ACTION ITEM: In the listing below, every entry should be duplicated exactly.

________

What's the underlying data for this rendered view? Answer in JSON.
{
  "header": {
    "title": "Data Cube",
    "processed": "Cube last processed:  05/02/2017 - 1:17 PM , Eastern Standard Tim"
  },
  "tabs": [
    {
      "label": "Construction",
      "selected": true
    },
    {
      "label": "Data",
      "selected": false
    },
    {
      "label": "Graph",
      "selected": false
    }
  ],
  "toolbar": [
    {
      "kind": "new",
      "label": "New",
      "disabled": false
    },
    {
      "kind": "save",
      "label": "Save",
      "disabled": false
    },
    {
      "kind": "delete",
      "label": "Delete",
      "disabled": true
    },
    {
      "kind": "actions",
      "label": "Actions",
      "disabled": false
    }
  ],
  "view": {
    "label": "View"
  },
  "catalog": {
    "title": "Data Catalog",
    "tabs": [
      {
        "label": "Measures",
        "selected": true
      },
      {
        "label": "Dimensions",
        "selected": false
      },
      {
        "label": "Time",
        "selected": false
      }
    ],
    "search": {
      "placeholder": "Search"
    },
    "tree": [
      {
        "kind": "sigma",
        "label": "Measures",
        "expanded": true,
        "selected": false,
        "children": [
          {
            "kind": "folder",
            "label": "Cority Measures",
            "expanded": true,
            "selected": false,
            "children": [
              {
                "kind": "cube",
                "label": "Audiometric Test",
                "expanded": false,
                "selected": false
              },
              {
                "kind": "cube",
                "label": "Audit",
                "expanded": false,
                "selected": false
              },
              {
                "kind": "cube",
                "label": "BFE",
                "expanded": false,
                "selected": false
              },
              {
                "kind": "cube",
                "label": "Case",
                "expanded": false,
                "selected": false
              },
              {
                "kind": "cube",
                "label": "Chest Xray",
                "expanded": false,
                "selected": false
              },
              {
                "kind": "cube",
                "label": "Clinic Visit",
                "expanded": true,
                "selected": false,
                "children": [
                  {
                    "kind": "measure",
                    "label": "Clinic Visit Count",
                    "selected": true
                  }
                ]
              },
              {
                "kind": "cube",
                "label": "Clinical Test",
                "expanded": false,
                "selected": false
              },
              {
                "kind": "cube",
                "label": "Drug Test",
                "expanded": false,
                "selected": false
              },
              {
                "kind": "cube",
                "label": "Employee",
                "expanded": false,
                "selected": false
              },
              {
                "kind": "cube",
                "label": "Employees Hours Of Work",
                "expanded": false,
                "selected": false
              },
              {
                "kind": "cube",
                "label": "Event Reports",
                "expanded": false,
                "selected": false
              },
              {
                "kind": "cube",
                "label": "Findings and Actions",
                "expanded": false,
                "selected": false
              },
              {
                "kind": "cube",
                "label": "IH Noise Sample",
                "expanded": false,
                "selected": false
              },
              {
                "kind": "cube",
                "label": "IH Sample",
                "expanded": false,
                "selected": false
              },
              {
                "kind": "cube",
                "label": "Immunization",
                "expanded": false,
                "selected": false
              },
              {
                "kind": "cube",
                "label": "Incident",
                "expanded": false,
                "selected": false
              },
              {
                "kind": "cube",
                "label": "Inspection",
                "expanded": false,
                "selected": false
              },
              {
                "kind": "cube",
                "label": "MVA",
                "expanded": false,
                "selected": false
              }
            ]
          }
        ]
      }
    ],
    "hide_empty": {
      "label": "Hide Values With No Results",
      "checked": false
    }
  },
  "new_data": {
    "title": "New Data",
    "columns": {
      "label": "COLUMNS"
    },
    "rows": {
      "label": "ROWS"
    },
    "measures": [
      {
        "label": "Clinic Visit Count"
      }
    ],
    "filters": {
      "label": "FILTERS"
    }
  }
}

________

SOLUTION TO THIS PROBLEM:
What's the underlying data for this rendered view? Answer in JSON.
{
  "header": {
    "title": "Data Cube",
    "processed": "Cube last processed:  05/02/2017 - 1:17 PM , Eastern Standard Tim"
  },
  "tabs": [
    {
      "label": "Construction",
      "selected": true
    },
    {
      "label": "Data",
      "selected": false
    },
    {
      "label": "Graph",
      "selected": false
    }
  ],
  "toolbar": [
    {
      "kind": "new",
      "label": "New",
      "disabled": false
    },
    {
      "kind": "save",
      "label": "Save",
      "disabled": false
    },
    {
      "kind": "delete",
      "label": "Delete",
      "disabled": true
    },
    {
      "kind": "actions",
      "label": "Actions",
      "disabled": false
    }
  ],
  "view": {
    "label": "View"
  },
  "catalog": {
    "title": "Data Catalog",
    "tabs": [
      {
        "label": "Measures",
        "selected": true
      },
      {
        "label": "Dimensions",
        "selected": false
      },
      {
        "label": "Time",
        "selected": false
      }
    ],
    "search": {
      "placeholder": "Search"
    },
    "tree": [
      {
        "kind": "sigma",
        "label": "Measures",
        "expanded": true,
        "selected": false,
        "children": [
          {
            "kind": "folder",
            "label": "Cority Measures",
            "expanded": true,
            "selected": false,
            "children": [
              {
                "kind": "cube",
                "label": "Audiometric Test",
                "expanded": false,
                "selected": false
              },
              {
                "kind": "cube",
                "label": "Audit",
                "expanded": false,
                "selected": false
              },
              {
                "kind": "cube",
                "label": "BFE",
                "expanded": false,
                "selected": false
              },
              {
                "kind": "cube",
                "label": "Case",
                "expanded": false,
                "selected": false
              },
              {
                "kind": "cube",
                "label": "Chest Xray",
                "expanded": false,
                "selected": false
              },
              {
                "kind": "cube",
                "label": "Clinic Visit",
                "expanded": true,
                "selected": false,
                "children": [
                  {
                    "kind": "measure",
                    "label": "Clinic Visit Count",
                    "selected": true
                  }
                ]
              },
              {
                "kind": "cube",
                "label": "Clinical Test",
                "expanded": false,
                "selected": false
              },
              {
                "kind": "cube",
                "label": "Drug Test",
                "expanded": false,
                "selected": false
              },
              {
                "kind": "cube",
                "label": "Employee",
                "expanded": false,
                "selected": false
              },
              {
                "kind": "cube",
                "label": "Employees Hours Of Work",
                "expanded": false,
                "selected": false
              },
              {
                "kind": "cube",
                "label": "Event Reports",
                "expanded": false,
                "selected": false
              },
              {
                "kind": "cube",
                "label": "Findings and Actions",
                "expanded": false,
                "selected": false
              },
              {
                "kind": "cube",
                "label": "IH Noise Sample",
                "expanded": false,
                "selected": false
              },
              {
                "kind": "cube",
                "label": "IH Sample",
                "expanded": false,
                "selected": false
              },
              {
                "kind": "cube",
                "label": "Immunization",
                "expanded": false,
                "selected": false
              },
              {
                "kind": "cube",
                "label": "Incident",
                "expanded": false,
                "selected": false
              },
              {
                "kind": "cube",
                "label": "Inspection",
                "expanded": false,
                "selected": false
              },
              {
                "kind": "cube",
                "label": "MVA",
                "expanded": false,
                "selected": false
              }
            ]
          }
        ]
      }
    ],
    "hide_empty": {
      "label": "Hide Values With No Results",
      "checked": false
    }
  },
  "new_data": {
    "title": "New Data",
    "columns": {
      "label": "COLUMNS"
    },
    "rows": {
      "label": "ROWS"
    },
    "measures": [
      {
        "label": "Clinic Visit Count"
      }
    ],
    "filters": {
      "label": "FILTERS"
    }
  }
}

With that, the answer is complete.